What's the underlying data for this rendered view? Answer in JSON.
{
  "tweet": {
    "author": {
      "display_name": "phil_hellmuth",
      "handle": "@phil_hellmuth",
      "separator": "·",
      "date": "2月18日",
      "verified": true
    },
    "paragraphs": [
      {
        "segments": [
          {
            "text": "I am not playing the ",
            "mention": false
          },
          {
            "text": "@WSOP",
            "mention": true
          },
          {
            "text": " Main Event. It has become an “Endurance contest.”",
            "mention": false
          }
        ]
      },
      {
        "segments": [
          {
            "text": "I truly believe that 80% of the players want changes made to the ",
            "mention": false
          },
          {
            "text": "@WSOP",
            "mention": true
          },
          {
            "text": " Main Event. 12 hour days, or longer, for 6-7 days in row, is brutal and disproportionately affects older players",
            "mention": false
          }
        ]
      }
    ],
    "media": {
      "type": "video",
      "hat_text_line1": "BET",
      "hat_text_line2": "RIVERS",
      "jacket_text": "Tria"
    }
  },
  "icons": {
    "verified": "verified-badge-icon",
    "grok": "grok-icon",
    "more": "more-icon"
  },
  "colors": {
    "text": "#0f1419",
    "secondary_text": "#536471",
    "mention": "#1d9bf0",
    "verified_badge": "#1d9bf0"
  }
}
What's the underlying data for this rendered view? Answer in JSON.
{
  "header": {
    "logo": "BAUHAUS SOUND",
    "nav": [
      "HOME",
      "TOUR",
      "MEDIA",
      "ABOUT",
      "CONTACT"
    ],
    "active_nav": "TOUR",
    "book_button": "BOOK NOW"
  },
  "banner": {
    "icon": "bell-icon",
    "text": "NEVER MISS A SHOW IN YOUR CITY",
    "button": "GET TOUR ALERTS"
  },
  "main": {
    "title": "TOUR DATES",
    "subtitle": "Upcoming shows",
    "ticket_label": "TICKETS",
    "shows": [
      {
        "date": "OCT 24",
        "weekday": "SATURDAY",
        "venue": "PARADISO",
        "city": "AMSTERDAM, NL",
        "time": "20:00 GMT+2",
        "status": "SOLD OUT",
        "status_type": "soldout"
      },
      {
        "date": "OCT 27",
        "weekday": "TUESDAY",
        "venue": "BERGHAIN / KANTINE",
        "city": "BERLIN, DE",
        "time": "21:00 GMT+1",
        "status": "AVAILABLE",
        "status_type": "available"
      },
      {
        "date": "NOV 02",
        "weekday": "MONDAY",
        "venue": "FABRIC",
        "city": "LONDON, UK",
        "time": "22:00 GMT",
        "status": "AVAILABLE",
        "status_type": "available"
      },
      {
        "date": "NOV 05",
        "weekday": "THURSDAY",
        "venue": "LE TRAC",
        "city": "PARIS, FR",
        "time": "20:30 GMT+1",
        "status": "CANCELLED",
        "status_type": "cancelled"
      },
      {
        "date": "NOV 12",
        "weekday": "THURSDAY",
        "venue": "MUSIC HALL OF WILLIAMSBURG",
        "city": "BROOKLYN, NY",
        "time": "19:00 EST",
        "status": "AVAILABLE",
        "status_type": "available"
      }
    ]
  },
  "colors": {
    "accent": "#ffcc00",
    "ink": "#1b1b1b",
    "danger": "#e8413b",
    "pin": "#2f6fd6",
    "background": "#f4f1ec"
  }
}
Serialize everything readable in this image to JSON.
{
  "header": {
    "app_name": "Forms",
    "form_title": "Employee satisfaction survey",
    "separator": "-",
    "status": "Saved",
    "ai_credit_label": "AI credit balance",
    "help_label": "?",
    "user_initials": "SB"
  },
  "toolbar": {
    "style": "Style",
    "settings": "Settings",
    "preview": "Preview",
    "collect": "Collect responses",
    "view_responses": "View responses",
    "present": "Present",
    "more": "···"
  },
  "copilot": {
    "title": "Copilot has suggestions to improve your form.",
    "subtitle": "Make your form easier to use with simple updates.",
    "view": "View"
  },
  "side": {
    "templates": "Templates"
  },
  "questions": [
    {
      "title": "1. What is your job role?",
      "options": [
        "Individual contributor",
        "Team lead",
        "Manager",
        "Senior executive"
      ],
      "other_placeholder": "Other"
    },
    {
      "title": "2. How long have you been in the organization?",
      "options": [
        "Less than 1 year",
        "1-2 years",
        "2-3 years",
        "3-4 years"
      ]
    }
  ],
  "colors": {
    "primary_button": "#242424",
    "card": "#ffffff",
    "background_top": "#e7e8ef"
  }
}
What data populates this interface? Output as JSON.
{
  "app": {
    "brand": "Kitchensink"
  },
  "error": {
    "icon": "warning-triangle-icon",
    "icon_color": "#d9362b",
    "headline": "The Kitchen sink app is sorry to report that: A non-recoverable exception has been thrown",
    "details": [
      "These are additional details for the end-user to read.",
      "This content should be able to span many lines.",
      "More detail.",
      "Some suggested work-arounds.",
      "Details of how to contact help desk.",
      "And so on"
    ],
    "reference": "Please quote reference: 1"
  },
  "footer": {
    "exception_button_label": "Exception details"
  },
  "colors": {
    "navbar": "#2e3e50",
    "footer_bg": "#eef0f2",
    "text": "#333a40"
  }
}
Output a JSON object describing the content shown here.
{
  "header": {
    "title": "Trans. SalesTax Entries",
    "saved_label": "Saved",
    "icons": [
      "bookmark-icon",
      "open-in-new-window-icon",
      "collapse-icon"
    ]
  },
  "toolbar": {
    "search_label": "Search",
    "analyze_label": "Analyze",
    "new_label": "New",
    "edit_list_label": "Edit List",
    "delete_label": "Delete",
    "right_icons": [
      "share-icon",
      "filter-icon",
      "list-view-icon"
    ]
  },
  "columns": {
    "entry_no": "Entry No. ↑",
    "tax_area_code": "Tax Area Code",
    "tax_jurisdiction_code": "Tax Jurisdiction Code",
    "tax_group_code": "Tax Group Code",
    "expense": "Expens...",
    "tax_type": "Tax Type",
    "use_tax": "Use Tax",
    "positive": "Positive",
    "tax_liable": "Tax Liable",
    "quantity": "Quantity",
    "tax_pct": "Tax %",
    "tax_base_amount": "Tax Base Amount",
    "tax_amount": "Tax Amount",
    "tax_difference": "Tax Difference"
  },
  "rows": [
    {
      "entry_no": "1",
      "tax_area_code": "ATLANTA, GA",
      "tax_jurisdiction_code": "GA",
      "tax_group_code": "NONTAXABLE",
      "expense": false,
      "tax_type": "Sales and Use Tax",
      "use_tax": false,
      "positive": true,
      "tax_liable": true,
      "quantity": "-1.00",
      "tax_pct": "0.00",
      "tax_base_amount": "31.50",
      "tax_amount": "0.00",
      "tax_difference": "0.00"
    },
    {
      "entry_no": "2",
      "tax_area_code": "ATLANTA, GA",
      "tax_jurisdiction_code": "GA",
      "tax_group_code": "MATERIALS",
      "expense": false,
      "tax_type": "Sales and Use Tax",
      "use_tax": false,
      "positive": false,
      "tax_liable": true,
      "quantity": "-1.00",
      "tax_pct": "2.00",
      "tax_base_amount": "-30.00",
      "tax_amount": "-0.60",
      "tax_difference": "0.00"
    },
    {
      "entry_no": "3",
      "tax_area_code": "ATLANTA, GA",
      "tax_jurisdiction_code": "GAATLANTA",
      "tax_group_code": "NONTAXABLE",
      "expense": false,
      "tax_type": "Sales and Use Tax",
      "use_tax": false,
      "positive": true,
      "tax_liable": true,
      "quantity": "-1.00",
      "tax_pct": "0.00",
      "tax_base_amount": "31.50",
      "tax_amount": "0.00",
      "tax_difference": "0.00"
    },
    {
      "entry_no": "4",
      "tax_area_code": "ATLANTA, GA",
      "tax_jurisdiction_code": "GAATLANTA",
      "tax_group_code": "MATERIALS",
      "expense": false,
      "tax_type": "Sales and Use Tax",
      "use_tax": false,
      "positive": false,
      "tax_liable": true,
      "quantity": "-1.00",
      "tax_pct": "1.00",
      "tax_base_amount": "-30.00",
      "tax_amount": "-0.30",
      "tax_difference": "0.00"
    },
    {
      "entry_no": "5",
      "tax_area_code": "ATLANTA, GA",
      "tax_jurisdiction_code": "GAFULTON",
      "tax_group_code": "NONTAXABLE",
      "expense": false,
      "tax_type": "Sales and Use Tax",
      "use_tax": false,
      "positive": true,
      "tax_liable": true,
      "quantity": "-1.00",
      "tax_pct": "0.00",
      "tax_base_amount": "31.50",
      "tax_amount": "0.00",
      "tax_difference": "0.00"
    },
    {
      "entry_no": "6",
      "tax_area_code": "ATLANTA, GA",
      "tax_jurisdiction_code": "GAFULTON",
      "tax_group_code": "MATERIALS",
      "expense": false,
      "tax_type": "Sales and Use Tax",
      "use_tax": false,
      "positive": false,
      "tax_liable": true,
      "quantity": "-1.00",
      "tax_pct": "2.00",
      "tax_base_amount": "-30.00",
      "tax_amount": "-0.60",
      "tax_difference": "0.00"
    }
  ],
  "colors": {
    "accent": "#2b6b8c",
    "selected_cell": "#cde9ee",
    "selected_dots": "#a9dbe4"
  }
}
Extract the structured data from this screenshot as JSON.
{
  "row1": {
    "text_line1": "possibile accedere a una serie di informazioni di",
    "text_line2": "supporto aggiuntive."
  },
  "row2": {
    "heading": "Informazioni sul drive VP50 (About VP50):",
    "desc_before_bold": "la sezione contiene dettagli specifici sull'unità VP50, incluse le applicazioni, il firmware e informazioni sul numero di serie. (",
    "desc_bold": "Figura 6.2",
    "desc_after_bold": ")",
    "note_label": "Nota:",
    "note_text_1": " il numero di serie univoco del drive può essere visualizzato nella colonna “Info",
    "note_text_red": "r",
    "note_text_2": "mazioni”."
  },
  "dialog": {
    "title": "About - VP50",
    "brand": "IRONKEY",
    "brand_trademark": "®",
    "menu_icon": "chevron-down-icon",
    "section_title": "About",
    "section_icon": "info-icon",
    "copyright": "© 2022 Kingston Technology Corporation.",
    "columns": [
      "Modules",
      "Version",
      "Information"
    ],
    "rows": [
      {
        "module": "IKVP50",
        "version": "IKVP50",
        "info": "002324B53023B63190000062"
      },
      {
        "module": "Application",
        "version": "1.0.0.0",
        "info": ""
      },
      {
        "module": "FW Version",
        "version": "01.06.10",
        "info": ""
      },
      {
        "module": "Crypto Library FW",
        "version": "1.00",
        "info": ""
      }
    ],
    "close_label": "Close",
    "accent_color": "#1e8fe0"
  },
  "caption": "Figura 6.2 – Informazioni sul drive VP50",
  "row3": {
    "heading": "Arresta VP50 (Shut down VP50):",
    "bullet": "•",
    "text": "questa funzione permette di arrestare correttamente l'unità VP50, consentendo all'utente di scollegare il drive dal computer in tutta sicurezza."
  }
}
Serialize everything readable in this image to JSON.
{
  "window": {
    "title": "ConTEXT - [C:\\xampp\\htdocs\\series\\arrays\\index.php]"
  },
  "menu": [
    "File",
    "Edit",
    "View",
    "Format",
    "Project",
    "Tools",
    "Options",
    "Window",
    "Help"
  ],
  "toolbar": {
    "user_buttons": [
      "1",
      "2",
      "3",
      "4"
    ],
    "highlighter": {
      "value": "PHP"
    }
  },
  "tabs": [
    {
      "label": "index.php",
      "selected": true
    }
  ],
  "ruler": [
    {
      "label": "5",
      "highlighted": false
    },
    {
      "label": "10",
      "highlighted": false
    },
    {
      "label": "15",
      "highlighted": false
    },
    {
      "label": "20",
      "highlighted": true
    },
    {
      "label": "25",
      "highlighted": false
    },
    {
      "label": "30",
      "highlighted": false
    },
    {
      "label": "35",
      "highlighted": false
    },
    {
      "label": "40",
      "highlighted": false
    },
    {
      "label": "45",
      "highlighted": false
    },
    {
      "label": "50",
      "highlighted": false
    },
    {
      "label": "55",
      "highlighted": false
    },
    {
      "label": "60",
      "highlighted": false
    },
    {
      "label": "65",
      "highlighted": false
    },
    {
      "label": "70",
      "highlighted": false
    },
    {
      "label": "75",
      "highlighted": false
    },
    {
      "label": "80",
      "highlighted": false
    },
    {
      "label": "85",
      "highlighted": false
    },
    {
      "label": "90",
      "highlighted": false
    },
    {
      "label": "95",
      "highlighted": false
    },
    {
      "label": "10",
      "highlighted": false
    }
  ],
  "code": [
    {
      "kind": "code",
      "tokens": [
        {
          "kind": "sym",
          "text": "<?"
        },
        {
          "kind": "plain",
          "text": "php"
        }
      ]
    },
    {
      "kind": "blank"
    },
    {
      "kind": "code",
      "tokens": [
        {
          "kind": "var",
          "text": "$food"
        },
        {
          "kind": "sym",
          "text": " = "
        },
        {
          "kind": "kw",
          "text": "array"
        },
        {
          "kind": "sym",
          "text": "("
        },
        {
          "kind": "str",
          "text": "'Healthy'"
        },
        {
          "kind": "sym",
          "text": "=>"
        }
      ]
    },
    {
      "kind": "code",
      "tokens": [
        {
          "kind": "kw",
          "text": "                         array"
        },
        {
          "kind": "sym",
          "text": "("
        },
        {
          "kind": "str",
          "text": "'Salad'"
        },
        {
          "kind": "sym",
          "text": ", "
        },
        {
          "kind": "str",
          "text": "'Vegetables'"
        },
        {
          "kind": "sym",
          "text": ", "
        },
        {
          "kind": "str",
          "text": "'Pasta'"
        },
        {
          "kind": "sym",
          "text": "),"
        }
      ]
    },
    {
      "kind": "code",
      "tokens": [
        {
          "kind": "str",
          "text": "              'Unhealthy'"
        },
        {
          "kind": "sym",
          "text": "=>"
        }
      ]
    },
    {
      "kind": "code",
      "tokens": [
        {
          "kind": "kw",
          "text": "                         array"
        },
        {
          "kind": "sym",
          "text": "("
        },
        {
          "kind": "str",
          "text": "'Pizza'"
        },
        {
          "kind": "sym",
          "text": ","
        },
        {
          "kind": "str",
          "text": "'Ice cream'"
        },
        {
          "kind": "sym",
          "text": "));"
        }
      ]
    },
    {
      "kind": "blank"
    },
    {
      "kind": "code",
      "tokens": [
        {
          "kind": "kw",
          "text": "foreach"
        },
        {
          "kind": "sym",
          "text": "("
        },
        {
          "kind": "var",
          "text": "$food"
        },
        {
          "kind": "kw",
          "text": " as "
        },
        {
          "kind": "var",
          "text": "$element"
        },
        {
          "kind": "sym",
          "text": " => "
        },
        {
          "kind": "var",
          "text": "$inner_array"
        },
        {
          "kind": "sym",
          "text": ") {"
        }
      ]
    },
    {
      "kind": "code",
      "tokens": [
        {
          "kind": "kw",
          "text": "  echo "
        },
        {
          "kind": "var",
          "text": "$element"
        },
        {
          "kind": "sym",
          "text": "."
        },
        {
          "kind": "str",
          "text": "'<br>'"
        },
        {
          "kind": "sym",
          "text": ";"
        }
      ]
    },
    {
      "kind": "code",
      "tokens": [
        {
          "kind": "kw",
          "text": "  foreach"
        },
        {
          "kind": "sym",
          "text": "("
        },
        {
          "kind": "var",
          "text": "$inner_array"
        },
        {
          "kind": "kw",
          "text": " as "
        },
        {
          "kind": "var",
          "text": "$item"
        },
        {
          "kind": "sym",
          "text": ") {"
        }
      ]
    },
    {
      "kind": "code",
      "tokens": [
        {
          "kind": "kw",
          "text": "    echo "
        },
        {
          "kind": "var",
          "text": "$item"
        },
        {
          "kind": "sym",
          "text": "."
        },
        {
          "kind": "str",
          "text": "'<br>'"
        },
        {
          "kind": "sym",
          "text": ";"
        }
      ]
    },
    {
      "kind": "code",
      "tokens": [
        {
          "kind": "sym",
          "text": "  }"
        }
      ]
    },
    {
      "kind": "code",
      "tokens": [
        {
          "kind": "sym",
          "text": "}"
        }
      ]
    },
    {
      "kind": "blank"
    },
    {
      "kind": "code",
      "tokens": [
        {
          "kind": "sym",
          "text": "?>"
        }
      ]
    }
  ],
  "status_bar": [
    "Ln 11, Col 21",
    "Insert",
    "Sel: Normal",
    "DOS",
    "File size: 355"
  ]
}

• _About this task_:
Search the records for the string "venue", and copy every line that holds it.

• _Reply to the task_:
        "venue": "PARADISO",
        "venue": "BERGHAIN / KANTINE",
        "venue": "FABRIC",
        "venue": "LE TRAC",
        "venue": "MUSIC HALL OF WILLIAMSBURG",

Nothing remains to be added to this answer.